(Dataset rows describing interfaces)
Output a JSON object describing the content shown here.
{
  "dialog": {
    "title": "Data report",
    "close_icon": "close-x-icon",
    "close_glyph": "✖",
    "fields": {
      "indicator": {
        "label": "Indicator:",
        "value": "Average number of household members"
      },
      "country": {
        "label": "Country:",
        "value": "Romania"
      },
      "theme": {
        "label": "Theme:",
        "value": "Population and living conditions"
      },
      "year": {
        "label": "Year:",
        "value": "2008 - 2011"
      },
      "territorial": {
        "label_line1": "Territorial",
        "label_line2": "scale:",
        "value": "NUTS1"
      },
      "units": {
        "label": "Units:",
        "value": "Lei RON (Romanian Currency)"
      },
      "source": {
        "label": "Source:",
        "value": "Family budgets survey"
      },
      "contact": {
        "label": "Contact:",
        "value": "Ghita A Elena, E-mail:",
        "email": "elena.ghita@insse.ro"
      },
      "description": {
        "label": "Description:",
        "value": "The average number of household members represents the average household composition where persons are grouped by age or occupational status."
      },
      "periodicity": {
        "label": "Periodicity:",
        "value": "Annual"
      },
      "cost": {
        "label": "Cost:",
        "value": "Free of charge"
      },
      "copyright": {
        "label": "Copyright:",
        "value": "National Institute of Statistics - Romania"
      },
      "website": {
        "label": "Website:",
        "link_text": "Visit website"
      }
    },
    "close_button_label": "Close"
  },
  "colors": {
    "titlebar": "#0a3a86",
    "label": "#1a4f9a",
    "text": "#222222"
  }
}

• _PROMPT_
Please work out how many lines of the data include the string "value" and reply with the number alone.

• _SOLUTION TO THIS EXERCISE_
12